iPhone 5 and baking share much in common
Sept. 25, 2012
With the release for sale on Sept. 21 of the iPhone 5 by Apple Inc., it’s unlikely grain-based foods executives will have focused on the incredible commonalities between their products and Apple’s. After all, the iPhone is gradually approaching the level of household penetration of bread and other wheat based-foods. And as is the case with bread, consumers worry every several years about shortages, lining up at stores and quickly leaving shelves empty.
A little less “tongue in cheek,” the iPhone and wheat-based foods both endure incessant sniping from critics yet remain incredibly popular with the public. It is in the sphere of criticisms that actual lessons may be applied in baking from Apple. The most oft heard criticism of the iPhone 5 is that it does not represent a technological “breakthrough.”
The 5 is not much different than the 4S, which isn’t much different from the 4. Yet, the 4S flew out the door, and the 5 appears poised for the same. The criticisms miss the point that consumers have fallen in love with the basic product – the iPhone, both for its functionality and qualities as a “carrier” (a familiar term for bakers) – of a diverse range of apps.
Consumers aren’t demanding something entirely new. The key to Apple’s success is the company’s carefully considered incremental enhancements with each new generation of the phone. For example, the screen becomes a bit larger, but the phone itself remains a size users do not find unwieldy.
It would be completely wrong to dismiss a comparison to how, in bread, a range of incremental improvements have demonstrated the potential to make a great and perennially popular product better still. The addition of folic acid, the advent of “made with whole grains” products, and the exploration of vitamin D as an added microingredient are three examples that come to mind. Other examples of failed attempts by bakers to “overreach” and “over innovate” also come to mind.
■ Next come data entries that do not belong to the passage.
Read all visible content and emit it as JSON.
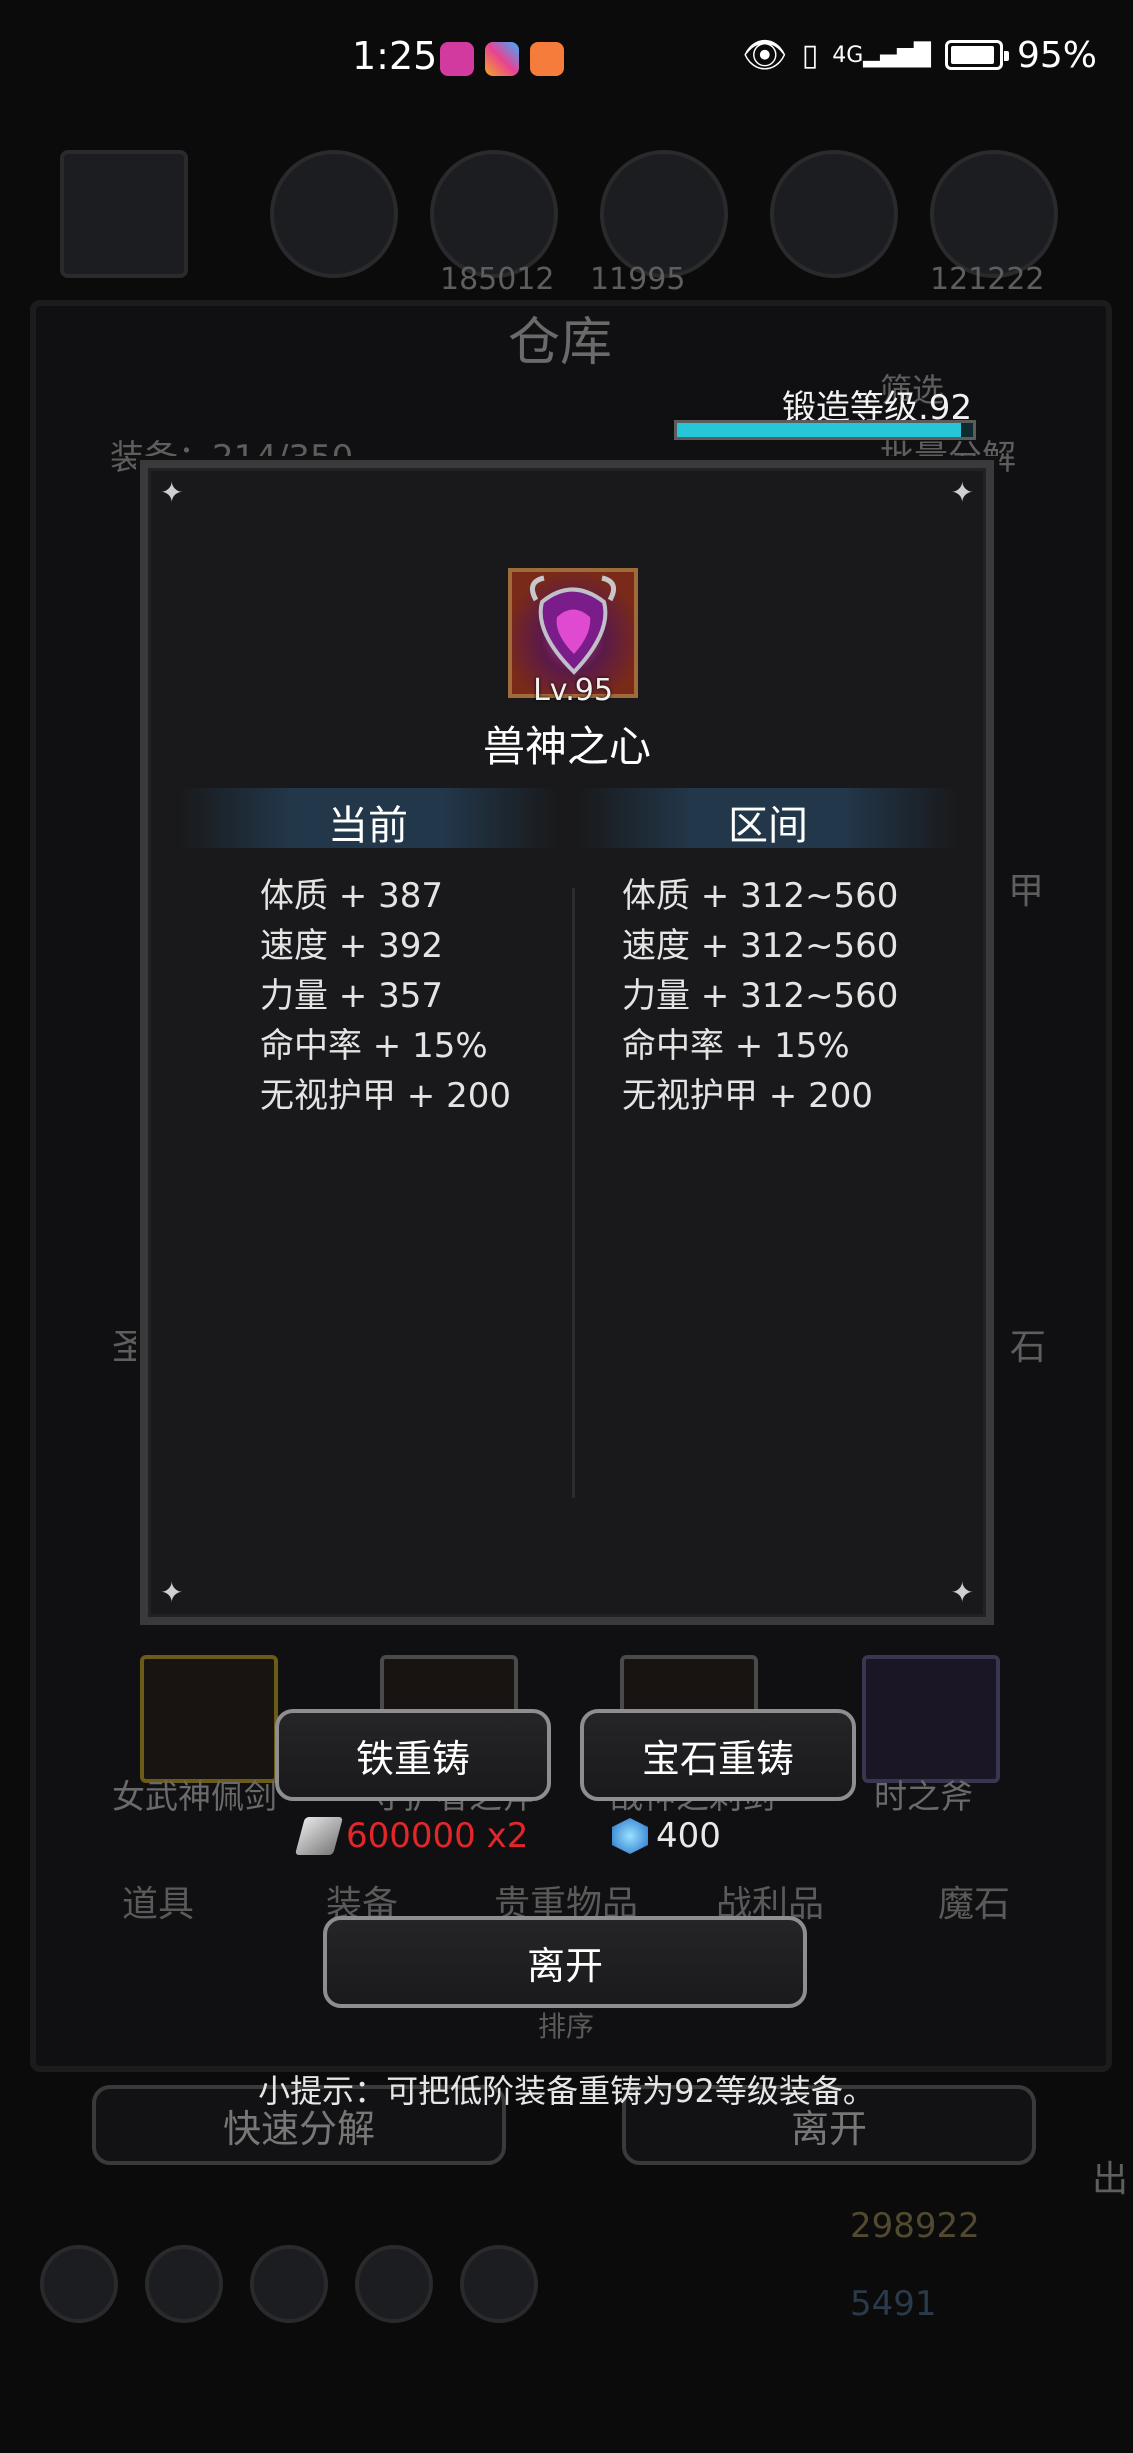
{
  "status_bar": {
    "time": "1:25",
    "battery": "95%",
    "battery_level": 0.95,
    "network": "4G"
  },
  "background": {
    "title": "仓库",
    "equip_count": "装备：214/350",
    "filter_button": "筛选",
    "batch_button": "批量分解",
    "top_numbers": [
      "185012",
      "11995",
      "121222"
    ],
    "tabs": [
      "道具",
      "装备",
      "贵重物品",
      "战利品",
      "魔石"
    ],
    "sort_button": "排序",
    "quick_decompose": "快速分解",
    "leave": "离开",
    "gold": "298922",
    "gems": "5491",
    "side_labels": [
      "甲",
      "圣",
      "石",
      "出"
    ]
  },
  "forge": {
    "label": "锻造等级.92",
    "progress": 0.96
  },
  "item": {
    "level": "Lv.95",
    "name": "兽神之心"
  },
  "columns": {
    "current": "当前",
    "range": "区间"
  },
  "current_stats": [
    "体质 + 387",
    "速度 + 392",
    "力量 + 357",
    "命中率 + 15%",
    "无视护甲 + 200"
  ],
  "range_stats": [
    "体质 + 312~560",
    "速度 + 312~560",
    "力量 + 312~560",
    "命中率 + 15%",
    "无视护甲 + 200"
  ],
  "slots": [
    "女武神佩剑",
    "守护者之斧",
    "战神之刺剑",
    "时之斧"
  ],
  "buttons": {
    "iron_recast": "铁重铸",
    "gem_recast": "宝石重铸",
    "leave": "离开"
  },
  "costs": {
    "iron": "600000 x2",
    "iron_color": "#e3262a",
    "gem": "400",
    "gem_color": "#3aa0e8"
  },
  "tip": "小提示：可把低阶装备重铸为92等级装备。"
}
Even if the payout from judicious future changes will not match the riches earned these days by Apple, a mindset of continued enhancement of wheat-based foods certainly is worthwhile for baking.